A weekly newsletter from a socialist perspective on economics, inequality, and the late capitalist dystopia that is Silicon Valley.
(This section is temporarily home to Game of Thrones recaps. It’ll be over next week, don’t worry.)
A thoughtful analysis by Megan Garber for The Atlantic: “Dany is a savior, and Dany is a monster, and it is impossible to know where one ends and the other begins. ¶ In that foundational ambiguity, there is despair. This is what happens, after all, when individual leaders accumulate strength that refuses to be questioned or moderated: Everyday people become subject, in the most intimate of ways, to the workings of leaderly minds and hearts and spleens. The world and its inhabitants get shaped by the fickle emotions of the powerful.”
And some Twitter content about the episode: a comparison to US foreign policy; a practical explanation for why this last season feels so rushed; and a historian’s perspective on ‘Targaryen restorationism’.
The fly and the web (day 131): Another piece of flash fiction.

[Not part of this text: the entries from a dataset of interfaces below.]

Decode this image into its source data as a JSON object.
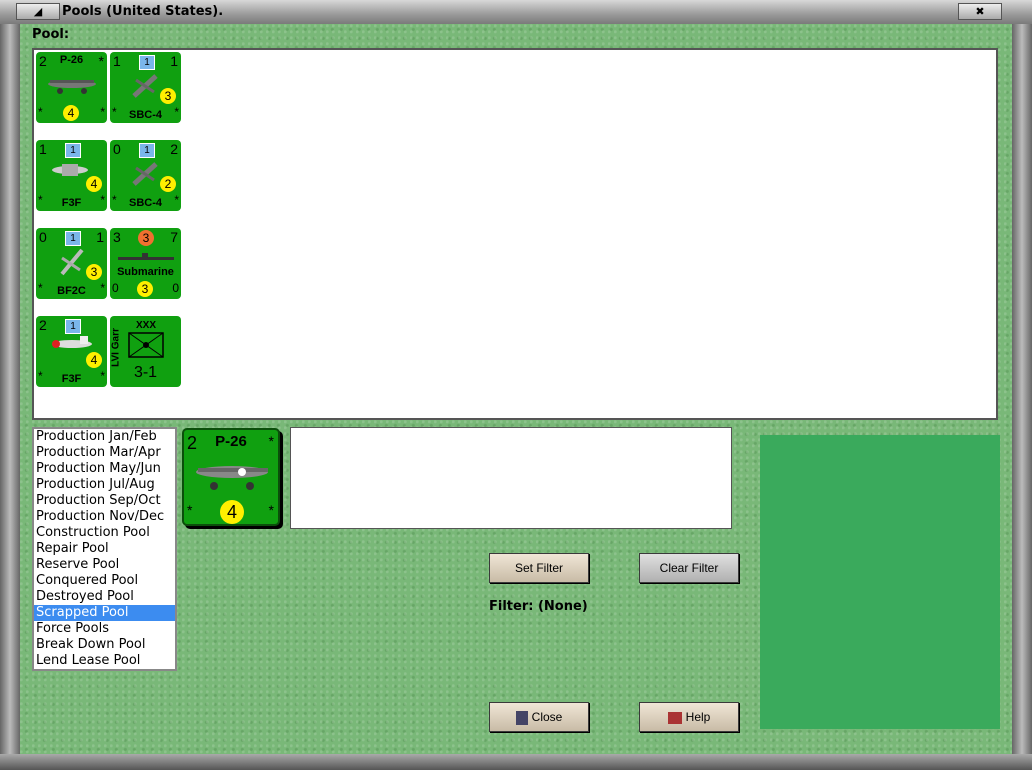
{
  "window": {
    "title": "Pools (United States)."
  },
  "pool": {
    "label": "Pool:",
    "counters": [
      {
        "tl": "2",
        "tr": "*",
        "bl": "*",
        "br": "*",
        "name": "P-26",
        "circle": "4",
        "kind": "plane-top"
      },
      {
        "tl": "1",
        "tr": "1",
        "bl": "*",
        "br": "*",
        "name": "SBC-4",
        "square": "1",
        "circle": "3",
        "kind": "plane"
      },
      {
        "tl": "1",
        "tr": "",
        "bl": "*",
        "br": "*",
        "name": "F3F",
        "square": "1",
        "circle": "4",
        "kind": "plane"
      },
      {
        "tl": "0",
        "tr": "2",
        "bl": "*",
        "br": "*",
        "name": "SBC-4",
        "square": "1",
        "circle": "2",
        "kind": "plane"
      },
      {
        "tl": "0",
        "tr": "1",
        "bl": "*",
        "br": "*",
        "name": "BF2C",
        "square": "1",
        "circle": "3",
        "kind": "plane"
      },
      {
        "tl": "3",
        "tr": "7",
        "bl": "0",
        "br": "0",
        "name": "Submarine",
        "topcircle": "3",
        "circle": "3",
        "kind": "sub"
      },
      {
        "tl": "2",
        "tr": "",
        "bl": "*",
        "br": "*",
        "name": "F3F",
        "square": "1",
        "circle": "4",
        "kind": "plane"
      },
      {
        "name": "LVI Garr",
        "size": "XXX",
        "strength": "3-1",
        "kind": "garrison"
      }
    ]
  },
  "pool_list": {
    "items": [
      "Production Jan/Feb",
      "Production Mar/Apr",
      "Production May/Jun",
      "Production Jul/Aug",
      "Production Sep/Oct",
      "Production Nov/Dec",
      "Construction Pool",
      "Repair Pool",
      "Reserve Pool",
      "Conquered Pool",
      "Destroyed Pool",
      "Scrapped Pool",
      "Force Pools",
      "Break Down Pool",
      "Lend Lease Pool"
    ],
    "selected": "Scrapped Pool"
  },
  "selected_counter": {
    "tl": "2",
    "tr": "*",
    "bl": "*",
    "br": "*",
    "name": "P-26",
    "circle": "4"
  },
  "buttons": {
    "set_filter": "Set Filter",
    "clear_filter": "Clear Filter",
    "close": "Close",
    "help": "Help"
  },
  "filter": {
    "text": "Filter: (None)"
  },
  "colors": {
    "counter_green": "#10a010",
    "selection_blue": "#3c8cf0",
    "preview_green": "#3aaa5c"
  },
  "icons": {
    "close": "close-icon",
    "restore": "restore-icon",
    "close_button_icon": "door-icon",
    "help_button_icon": "book-icon"
  }
}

But He Could Not Outrun The Might of the People (day 130): A piece of flash fiction.
When does the system becomes intolerable? (day 129): An analysis of Robert Childan's decision in the season 3 finale of The Man in the High Castle.
Is losing an investment like losing a limb? (day 128): Nassim Nicholas Taleb seems to think so.

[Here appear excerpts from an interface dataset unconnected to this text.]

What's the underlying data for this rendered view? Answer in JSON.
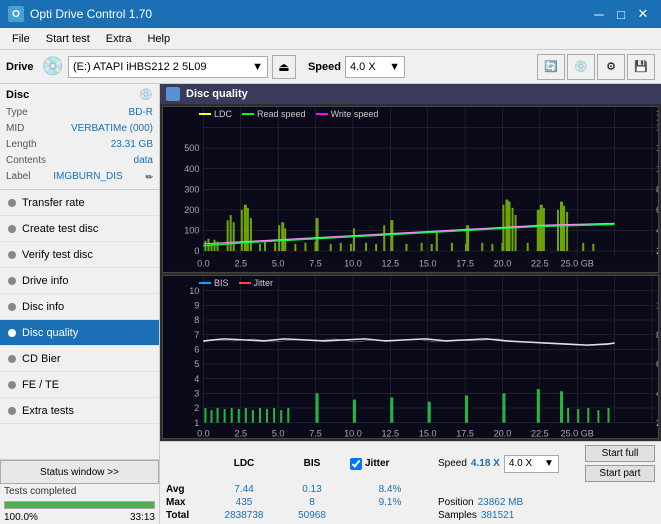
{
  "titleBar": {
    "title": "Opti Drive Control 1.70",
    "iconLabel": "O",
    "minBtn": "─",
    "maxBtn": "□",
    "closeBtn": "✕"
  },
  "menuBar": {
    "items": [
      "File",
      "Start test",
      "Extra",
      "Help"
    ]
  },
  "toolbar": {
    "driveLabel": "Drive",
    "driveValue": "(E:)  ATAPI iHBS212  2 5L09",
    "speedLabel": "Speed",
    "speedValue": "4.0 X"
  },
  "discPanel": {
    "title": "Disc",
    "rows": [
      {
        "key": "Type",
        "value": "BD-R"
      },
      {
        "key": "MID",
        "value": "VERBATIMe (000)"
      },
      {
        "key": "Length",
        "value": "23.31 GB"
      },
      {
        "key": "Contents",
        "value": "data"
      },
      {
        "key": "Label",
        "value": "IMGBURN_DIS"
      }
    ]
  },
  "navItems": [
    {
      "id": "transfer-rate",
      "label": "Transfer rate",
      "active": false
    },
    {
      "id": "create-test-disc",
      "label": "Create test disc",
      "active": false
    },
    {
      "id": "verify-test-disc",
      "label": "Verify test disc",
      "active": false
    },
    {
      "id": "drive-info",
      "label": "Drive info",
      "active": false
    },
    {
      "id": "disc-info",
      "label": "Disc info",
      "active": false
    },
    {
      "id": "disc-quality",
      "label": "Disc quality",
      "active": true
    },
    {
      "id": "cd-bier",
      "label": "CD Bier",
      "active": false
    },
    {
      "id": "fe-te",
      "label": "FE / TE",
      "active": false
    },
    {
      "id": "extra-tests",
      "label": "Extra tests",
      "active": false
    }
  ],
  "statusBar": {
    "statusWindowBtn": "Status window >>",
    "statusText": "Tests completed",
    "progressPercent": 100,
    "progressText": "100.0%",
    "time": "33:13"
  },
  "chartTitle": "Disc quality",
  "legend1": {
    "ldc": "LDC",
    "readSpeed": "Read speed",
    "writeSpeed": "Write speed"
  },
  "legend2": {
    "bis": "BIS",
    "jitter": "Jitter"
  },
  "stats": {
    "columns": [
      "LDC",
      "BIS",
      "",
      "Jitter",
      "Speed",
      ""
    ],
    "avg": {
      "ldc": "7.44",
      "bis": "0.13",
      "jitter": "8.4%",
      "speedVal": "4.18 X",
      "speedDropdown": "4.0 X"
    },
    "max": {
      "ldc": "435",
      "bis": "8",
      "jitter": "9.1%",
      "posLabel": "Position",
      "posValue": "23862 MB"
    },
    "total": {
      "ldc": "2838738",
      "bis": "50968",
      "samplesLabel": "Samples",
      "samplesValue": "381521"
    },
    "startFull": "Start full",
    "startPart": "Start part"
  }
}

The choices you make (day 127): A look at Daenerys' journey over the eight seasons of Game of Thrones, and a possible parallel with today's ruling class.
The duality of tipping (day 126): The practice of tipping manages to be simultaneously highly capitalist yet weirdly outside the sphere of market relations.
The invisible hand of Adam Smith's mother (day 125): The sphere of social reproduction is a counterpoint to the capitalist idea that people will only be motivated to produce things by money.
📖 Radicalized: A collection of four short stories by sci-fi writer and activist Cory Doctorow. It’s a thoroughly engrossing series of predictions about what our tech-mediated dystopian future will look like, underpinned by a thoughtful analysis of the horrors of late capitalism. Topics covered include: US immigration and refugees; the cost of housing; when DRM meets IoT; institutional racism and police brutality; the cruelty of a for-profit healthcare system; how you should prep for the apocalypse; and the importance of sanitation workers (something I mentioned in last week’s newsletter). Superman and Batman make an appearance in one fun story. If you’re in SF, you can get a copy from the San Francisco Public Library. Highly recommended.
🔗 Facebook Caves, Increases Salaries and Benefits for Contractors: Nice straightforward labour reporting by Bryan Menegus of Gizmodo. A combination of critical press coverage (like this great piece from the Washington Post) and internal labour organising has catalysed Facebook into raising pay for its US-based contractors, from the current minimum of $15 an hour to up to $22/hour in expensive metropolitan areas like DC, the Bay Area, NYC. It’s not much, given the absurdly high cost of living in these places (especially the Bay), but it’s a start.
🎥 DSA SF’s short videos on homelessness: the San Francisco chapter of the Democratic Socialists of America has been doing important work around homelessness in the area. This series of 3-4 minute videos - on interactions with police, the housing crisis, and access to healthcare - is a useful introduction to the topic, featuring the voices and stories of some who are currently homeless. I would also recommend this NBC video about the proposed navigation centre along the Embarcadero, which really clarifies what’s at stake here, and makes it incredibly difficult to sympathise with the local residents who are attempting to block the construction.
🔗 The automation delusion: why robots aren’t the biggest threat to your job: an important short piece by Hettie O’Brien for New Statesman questioning the validity of the automation narrative (47% of all jobs will be automated, etc etc) and suggesting that we should instead be worrying about how digital technology is deepening employers’ control over their workers. (I came to a similar conclusion in a fragment about a tech startup that does workplace surveillance.) The article concludes: “while anxieties over automation abound, the greater risk is of widening disparities between workers. Some will have every aspect of their labour measured and analysed, while others will have the power to avert this fate, Figueroa predicts. Dystopian visions of advancing robots shouldn’t distract from the more familiar struggles we face.”